▸ WORK TO COMPLETE: Search the data for the string "plus" and copy each line in which it appears.

== GIVEN RECORDS ==

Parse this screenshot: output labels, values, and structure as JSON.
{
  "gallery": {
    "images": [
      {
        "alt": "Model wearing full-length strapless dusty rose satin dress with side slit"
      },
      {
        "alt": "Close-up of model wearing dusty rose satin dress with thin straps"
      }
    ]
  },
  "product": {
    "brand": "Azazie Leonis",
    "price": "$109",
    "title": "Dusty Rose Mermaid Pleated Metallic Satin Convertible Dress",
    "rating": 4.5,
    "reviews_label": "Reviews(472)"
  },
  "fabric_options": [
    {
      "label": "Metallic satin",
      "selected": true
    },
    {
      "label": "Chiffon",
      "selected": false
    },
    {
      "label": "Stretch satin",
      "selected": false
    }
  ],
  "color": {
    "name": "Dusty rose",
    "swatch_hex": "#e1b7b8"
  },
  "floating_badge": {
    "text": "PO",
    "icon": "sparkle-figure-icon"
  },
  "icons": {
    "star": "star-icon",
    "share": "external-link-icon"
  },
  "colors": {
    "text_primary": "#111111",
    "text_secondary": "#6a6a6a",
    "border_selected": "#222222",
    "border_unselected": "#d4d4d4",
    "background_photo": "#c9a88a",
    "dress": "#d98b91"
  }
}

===
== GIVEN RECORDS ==

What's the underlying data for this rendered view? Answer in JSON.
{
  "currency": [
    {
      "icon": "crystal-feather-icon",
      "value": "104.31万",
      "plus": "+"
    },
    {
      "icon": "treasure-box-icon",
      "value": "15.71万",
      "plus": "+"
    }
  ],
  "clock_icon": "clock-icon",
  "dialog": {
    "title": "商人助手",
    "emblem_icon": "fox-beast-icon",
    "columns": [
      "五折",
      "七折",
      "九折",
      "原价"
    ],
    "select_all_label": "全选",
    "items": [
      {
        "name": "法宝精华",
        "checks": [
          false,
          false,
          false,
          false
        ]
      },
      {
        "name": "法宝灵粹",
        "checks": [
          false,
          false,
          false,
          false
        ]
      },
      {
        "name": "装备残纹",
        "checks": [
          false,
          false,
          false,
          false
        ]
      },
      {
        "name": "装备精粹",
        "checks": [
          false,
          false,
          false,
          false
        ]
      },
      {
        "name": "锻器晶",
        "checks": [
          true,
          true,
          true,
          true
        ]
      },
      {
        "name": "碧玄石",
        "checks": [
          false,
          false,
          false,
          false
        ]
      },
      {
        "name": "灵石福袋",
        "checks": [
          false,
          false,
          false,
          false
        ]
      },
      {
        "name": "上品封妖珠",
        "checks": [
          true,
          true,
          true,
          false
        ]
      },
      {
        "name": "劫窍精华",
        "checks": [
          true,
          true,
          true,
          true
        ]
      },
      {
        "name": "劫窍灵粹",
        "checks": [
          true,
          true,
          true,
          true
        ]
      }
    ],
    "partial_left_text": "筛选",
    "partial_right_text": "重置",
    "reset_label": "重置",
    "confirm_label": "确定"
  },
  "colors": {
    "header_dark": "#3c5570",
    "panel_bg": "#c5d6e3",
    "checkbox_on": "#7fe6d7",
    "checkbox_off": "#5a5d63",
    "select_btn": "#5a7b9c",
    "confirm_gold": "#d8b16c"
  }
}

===
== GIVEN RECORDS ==

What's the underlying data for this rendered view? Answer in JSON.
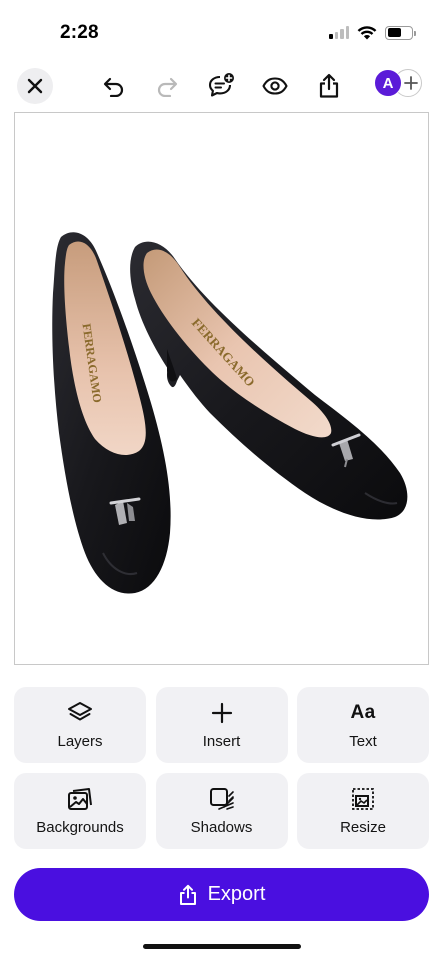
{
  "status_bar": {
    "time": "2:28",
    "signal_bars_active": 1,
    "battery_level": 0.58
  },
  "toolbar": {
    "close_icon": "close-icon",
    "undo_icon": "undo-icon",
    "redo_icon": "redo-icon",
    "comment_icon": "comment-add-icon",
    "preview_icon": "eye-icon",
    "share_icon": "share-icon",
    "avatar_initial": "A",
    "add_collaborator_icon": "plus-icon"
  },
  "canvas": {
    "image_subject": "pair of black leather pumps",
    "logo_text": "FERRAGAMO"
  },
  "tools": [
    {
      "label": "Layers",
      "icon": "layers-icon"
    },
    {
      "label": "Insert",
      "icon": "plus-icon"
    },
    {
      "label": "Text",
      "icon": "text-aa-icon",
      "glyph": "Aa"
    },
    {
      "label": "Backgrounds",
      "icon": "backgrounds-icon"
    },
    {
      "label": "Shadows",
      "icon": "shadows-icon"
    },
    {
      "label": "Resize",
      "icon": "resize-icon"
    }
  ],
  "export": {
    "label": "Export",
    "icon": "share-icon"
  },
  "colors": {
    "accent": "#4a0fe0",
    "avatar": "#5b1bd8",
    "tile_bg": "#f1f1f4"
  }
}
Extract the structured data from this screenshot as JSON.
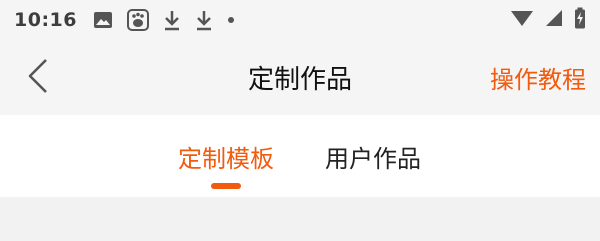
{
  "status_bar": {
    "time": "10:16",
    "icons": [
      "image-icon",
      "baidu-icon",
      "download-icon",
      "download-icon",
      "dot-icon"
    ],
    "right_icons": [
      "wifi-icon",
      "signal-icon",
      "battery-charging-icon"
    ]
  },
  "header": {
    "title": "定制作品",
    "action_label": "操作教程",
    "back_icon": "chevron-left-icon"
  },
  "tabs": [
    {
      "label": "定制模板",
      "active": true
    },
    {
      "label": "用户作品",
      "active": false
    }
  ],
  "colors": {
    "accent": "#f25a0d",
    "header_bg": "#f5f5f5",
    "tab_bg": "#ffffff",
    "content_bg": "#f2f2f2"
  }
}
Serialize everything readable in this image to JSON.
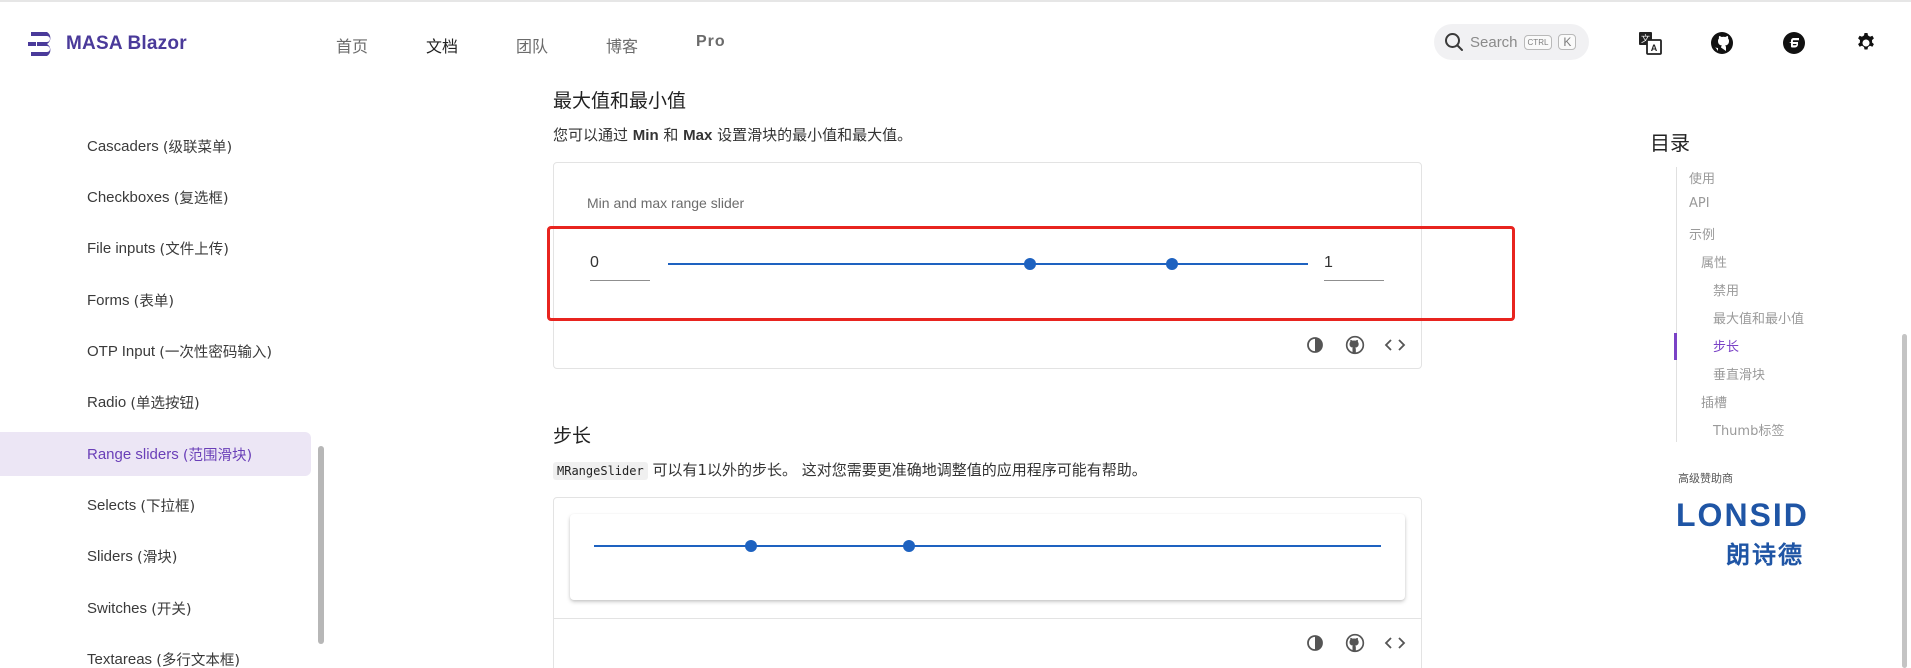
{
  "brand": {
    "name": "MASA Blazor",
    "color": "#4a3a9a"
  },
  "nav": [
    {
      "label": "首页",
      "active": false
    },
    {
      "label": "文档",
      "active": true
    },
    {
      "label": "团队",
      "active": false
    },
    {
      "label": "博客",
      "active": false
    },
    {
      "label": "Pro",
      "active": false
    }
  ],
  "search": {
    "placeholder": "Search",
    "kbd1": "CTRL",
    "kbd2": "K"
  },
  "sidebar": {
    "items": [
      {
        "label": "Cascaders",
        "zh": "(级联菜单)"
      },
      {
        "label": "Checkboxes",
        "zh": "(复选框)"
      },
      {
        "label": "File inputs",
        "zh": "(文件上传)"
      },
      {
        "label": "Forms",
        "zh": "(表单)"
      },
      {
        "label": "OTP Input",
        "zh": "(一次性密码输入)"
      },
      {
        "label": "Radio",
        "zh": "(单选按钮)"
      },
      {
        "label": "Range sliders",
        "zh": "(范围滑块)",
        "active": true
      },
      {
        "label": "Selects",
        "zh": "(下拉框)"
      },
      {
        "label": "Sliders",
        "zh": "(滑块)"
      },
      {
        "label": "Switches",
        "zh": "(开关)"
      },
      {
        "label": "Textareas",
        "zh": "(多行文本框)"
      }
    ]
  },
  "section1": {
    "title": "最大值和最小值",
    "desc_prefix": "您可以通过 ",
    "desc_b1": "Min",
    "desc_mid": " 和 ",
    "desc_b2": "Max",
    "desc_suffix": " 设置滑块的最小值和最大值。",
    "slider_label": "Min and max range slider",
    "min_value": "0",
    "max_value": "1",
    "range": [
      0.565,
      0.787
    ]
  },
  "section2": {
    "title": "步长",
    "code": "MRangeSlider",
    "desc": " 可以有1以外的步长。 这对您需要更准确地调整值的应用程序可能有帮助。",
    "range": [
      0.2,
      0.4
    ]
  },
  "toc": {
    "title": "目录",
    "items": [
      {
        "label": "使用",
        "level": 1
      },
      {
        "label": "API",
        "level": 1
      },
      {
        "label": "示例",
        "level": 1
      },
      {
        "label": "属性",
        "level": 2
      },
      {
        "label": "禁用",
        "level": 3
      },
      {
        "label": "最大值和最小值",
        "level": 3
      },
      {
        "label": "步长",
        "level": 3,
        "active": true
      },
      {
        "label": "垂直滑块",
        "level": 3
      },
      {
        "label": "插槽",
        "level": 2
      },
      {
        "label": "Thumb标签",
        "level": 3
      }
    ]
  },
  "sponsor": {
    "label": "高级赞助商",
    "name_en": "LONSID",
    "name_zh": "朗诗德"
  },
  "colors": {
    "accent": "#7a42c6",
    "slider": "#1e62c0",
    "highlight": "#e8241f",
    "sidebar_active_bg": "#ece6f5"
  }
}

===

▸ OUTPUT OF THE EXERCISE:
      "plus": "+"
      "plus": "+"
    "add_collaborator_icon": "plus-icon"
      "icon": "plus-icon"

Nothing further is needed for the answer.